BERLIN (Reuters) - The German economy started the third quarter on a weaker footing, the Finance Ministry said on Friday, putting the blame on a cooling global economy and uncertainties linked to Brexit and trade conflicts that are hurting exports.
The ministry also said in its monthly report that the domestic economy was weakening and the Federal Labour Office was seeing signs of a future rise in unemployment.
“The domestic economy is signaling slower activity,” the ministry said in its report. “Demand for new staff continues to weaken.”
It added that the services sector was still giving impetus to the labor market, whose resilience has been sustaining a consumption-driven cycle driven by the European Central Bank’s expansionary monetary policy.
“In the coming months the prospects for developments in unemployment have deteriorated,” the ministry said, referring to an assessment by the Labour Office research arm.
“On the other hand the employment trend remains robust albeit at a slower pace.”

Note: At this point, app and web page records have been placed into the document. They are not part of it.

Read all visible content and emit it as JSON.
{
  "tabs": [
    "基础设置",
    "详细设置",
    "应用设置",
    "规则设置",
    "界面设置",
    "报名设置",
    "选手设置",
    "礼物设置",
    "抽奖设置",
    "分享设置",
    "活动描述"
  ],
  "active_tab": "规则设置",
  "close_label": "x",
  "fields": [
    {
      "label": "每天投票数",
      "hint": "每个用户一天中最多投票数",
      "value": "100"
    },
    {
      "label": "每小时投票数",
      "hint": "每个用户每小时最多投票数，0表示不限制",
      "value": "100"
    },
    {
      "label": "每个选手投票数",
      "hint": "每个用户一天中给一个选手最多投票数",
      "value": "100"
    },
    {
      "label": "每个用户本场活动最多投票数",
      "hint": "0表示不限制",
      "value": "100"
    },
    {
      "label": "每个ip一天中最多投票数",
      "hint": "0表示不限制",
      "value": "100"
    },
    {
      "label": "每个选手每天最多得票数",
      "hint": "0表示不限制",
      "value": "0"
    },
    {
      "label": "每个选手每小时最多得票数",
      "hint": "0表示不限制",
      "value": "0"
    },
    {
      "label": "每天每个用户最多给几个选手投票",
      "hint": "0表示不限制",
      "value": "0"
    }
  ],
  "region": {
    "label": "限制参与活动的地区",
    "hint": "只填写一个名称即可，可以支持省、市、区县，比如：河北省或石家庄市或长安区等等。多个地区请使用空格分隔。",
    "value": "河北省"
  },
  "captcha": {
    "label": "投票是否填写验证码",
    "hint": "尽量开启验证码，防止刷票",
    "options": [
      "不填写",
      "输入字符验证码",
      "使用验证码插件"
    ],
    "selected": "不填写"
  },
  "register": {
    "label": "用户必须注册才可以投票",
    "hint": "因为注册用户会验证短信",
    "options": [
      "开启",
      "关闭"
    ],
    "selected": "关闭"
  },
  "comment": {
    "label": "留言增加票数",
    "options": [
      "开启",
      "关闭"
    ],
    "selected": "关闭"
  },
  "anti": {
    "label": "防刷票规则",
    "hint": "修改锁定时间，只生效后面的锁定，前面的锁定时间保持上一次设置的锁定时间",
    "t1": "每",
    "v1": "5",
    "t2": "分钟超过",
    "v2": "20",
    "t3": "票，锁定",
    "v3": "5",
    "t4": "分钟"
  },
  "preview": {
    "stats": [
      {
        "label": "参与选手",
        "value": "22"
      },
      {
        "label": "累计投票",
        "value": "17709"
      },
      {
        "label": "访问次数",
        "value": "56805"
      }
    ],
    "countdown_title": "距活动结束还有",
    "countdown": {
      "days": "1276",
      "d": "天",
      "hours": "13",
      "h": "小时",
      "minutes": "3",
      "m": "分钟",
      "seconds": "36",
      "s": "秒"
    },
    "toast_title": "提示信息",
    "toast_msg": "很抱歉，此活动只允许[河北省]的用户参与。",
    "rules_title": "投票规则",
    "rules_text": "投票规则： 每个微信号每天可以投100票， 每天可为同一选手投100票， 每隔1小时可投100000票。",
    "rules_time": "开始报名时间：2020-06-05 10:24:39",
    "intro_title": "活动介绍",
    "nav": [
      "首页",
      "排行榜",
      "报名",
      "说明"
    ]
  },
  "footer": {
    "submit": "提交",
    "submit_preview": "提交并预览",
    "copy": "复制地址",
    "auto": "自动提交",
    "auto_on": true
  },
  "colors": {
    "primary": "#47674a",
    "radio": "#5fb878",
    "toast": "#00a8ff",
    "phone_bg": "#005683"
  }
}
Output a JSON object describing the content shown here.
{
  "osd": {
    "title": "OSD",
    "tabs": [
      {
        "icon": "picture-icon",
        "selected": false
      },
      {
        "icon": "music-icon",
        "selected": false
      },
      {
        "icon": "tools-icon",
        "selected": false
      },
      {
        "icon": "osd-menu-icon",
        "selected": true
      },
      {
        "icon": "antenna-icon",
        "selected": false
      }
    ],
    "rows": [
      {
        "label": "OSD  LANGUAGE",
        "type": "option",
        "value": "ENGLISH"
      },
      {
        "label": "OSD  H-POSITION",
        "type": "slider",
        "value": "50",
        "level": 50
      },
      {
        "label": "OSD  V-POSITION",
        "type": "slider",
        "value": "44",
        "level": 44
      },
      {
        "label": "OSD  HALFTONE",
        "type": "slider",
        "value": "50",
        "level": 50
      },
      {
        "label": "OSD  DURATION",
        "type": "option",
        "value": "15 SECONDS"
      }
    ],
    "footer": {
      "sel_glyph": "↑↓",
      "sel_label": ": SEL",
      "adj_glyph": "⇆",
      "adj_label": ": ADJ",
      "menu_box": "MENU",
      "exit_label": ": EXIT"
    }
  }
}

Germany’s gross domestic product contracted by 0.1% quarter-on-quarter in the second quarter due to weaker exports, with the decrease in foreign sales driven mainly by Britain and below-average demand from China.
German economic institutes expect Europe’s largest economy to fall into recession in the third quarter with a similar contraction to the one seen in the April-June period.
The government has resisted calls to take on new debt to finance a stimulus package, saying it would stick to its balanced budget policy.
Reporting by Joseph Nasr; Editing by Madeline Chambers